Have you picked up any great makeup or hair tips or tricks while on set?
Oh, absolutely! My hair was the longest it’s ever been while filming Glamorous and I didn’t really know how to maintain it. I learned how to blow out my hair – which I had never needed to do. I learned that light hairspray helps your hair enough to hold its shape but keeps it bouncy. Personally, I learned that I love makeup that is monochrome with an outfit. I have nothing against contrasty makeup or a pop of color, I just really love how that monochrome looks. In terms of actual application, I learned that I did not know how to put on enough mascara and eventually learned how to get an eyeliner pencil in my water line. I’m still working on liquid liner for a cat eye though.
What has been the most rewarding part of your career so far?
Definitely how openly the industry has received me. The idea of there being one homogenous “Hollywood” or “Industry” isn’t really true. So, I suppose a more accurate way to say that the most rewarding part of this so far has been meeting those who have helped me along the way. Before I decided to fully commit to this, I was psyching myself out and putting so much weight on things that have turned out to not be true. I worried what it would be like pursuing this as a Mexican American, as a non-binary person, as a young person. And I have been incredibly lucky to have met everyone that has helped me navigate this crazy past year.
With your rapidly growing fame, how important is it to use your platform to speak out about issues like gender identity?
I think it’s our social responsibility to help those who come after us just as people who came before helped. That can look a myriad of different ways and sometimes it can just be existing in spaces we haven’t before.

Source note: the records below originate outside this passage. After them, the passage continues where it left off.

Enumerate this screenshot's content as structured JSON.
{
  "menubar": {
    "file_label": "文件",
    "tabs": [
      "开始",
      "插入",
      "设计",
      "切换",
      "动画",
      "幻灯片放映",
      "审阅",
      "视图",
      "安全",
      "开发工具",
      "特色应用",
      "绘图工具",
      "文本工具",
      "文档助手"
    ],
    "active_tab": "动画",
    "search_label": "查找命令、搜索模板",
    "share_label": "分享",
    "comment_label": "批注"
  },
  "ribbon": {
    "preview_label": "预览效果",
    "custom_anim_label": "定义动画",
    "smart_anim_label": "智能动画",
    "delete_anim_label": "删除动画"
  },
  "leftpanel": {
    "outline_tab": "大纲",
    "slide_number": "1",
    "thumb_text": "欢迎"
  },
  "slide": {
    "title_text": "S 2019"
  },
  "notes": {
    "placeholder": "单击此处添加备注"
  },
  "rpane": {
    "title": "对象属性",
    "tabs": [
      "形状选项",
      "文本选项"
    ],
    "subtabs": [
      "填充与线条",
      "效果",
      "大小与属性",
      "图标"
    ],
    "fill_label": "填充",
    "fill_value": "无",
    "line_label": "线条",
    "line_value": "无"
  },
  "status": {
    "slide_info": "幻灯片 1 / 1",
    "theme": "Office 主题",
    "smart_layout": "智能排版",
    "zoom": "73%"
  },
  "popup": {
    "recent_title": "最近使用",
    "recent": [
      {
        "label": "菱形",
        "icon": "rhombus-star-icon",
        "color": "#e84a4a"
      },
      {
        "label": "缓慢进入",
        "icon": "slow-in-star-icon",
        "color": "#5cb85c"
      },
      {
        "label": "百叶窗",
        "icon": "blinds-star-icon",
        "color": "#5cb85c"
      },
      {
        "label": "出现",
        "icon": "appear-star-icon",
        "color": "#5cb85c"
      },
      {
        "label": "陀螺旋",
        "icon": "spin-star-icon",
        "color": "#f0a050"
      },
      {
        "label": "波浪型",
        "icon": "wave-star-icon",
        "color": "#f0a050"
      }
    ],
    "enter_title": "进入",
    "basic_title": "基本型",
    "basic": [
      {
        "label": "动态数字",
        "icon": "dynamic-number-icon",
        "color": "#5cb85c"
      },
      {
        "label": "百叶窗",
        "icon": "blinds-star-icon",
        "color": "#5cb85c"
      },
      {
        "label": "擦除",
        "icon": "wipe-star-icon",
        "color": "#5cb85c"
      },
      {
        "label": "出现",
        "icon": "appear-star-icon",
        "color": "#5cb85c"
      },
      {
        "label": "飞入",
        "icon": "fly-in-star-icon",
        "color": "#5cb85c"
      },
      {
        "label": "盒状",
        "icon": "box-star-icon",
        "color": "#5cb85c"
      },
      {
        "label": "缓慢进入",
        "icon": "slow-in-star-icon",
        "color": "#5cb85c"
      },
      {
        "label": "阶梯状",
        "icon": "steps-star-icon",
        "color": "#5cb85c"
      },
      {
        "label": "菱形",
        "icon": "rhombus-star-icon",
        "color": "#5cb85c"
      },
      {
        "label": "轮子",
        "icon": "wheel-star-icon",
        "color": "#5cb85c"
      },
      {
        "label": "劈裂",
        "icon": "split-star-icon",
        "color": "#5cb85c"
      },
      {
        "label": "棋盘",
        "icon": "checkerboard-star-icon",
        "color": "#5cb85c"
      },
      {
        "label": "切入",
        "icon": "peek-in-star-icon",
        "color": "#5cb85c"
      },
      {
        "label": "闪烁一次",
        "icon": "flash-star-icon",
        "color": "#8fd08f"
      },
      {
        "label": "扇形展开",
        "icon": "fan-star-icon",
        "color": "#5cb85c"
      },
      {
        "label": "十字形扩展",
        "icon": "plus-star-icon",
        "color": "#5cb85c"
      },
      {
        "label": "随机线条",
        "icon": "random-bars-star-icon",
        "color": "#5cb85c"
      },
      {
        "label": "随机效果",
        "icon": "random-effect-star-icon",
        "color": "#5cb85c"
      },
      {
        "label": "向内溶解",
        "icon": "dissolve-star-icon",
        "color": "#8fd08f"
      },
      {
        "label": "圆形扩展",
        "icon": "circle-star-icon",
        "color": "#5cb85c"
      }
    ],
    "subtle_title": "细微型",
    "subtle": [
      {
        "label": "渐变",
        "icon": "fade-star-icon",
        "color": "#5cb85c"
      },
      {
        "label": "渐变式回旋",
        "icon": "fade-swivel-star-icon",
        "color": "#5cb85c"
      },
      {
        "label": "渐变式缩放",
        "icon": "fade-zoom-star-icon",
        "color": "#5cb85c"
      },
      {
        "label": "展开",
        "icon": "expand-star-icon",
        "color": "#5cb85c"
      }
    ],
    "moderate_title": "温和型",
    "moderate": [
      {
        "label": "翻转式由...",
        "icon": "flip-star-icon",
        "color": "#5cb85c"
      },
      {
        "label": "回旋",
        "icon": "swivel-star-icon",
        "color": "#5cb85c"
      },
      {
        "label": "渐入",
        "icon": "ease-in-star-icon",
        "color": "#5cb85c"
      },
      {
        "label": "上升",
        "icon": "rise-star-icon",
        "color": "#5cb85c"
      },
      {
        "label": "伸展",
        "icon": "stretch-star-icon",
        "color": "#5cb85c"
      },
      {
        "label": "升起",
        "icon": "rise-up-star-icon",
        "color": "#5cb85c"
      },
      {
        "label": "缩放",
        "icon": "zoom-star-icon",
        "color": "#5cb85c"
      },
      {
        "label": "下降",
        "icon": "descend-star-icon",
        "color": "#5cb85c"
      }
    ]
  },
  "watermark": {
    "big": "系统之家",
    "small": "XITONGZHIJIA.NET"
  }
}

So, I’m excited to see what these next few years have to offer, how things change, and how shows like Glamorous will be a part of that change.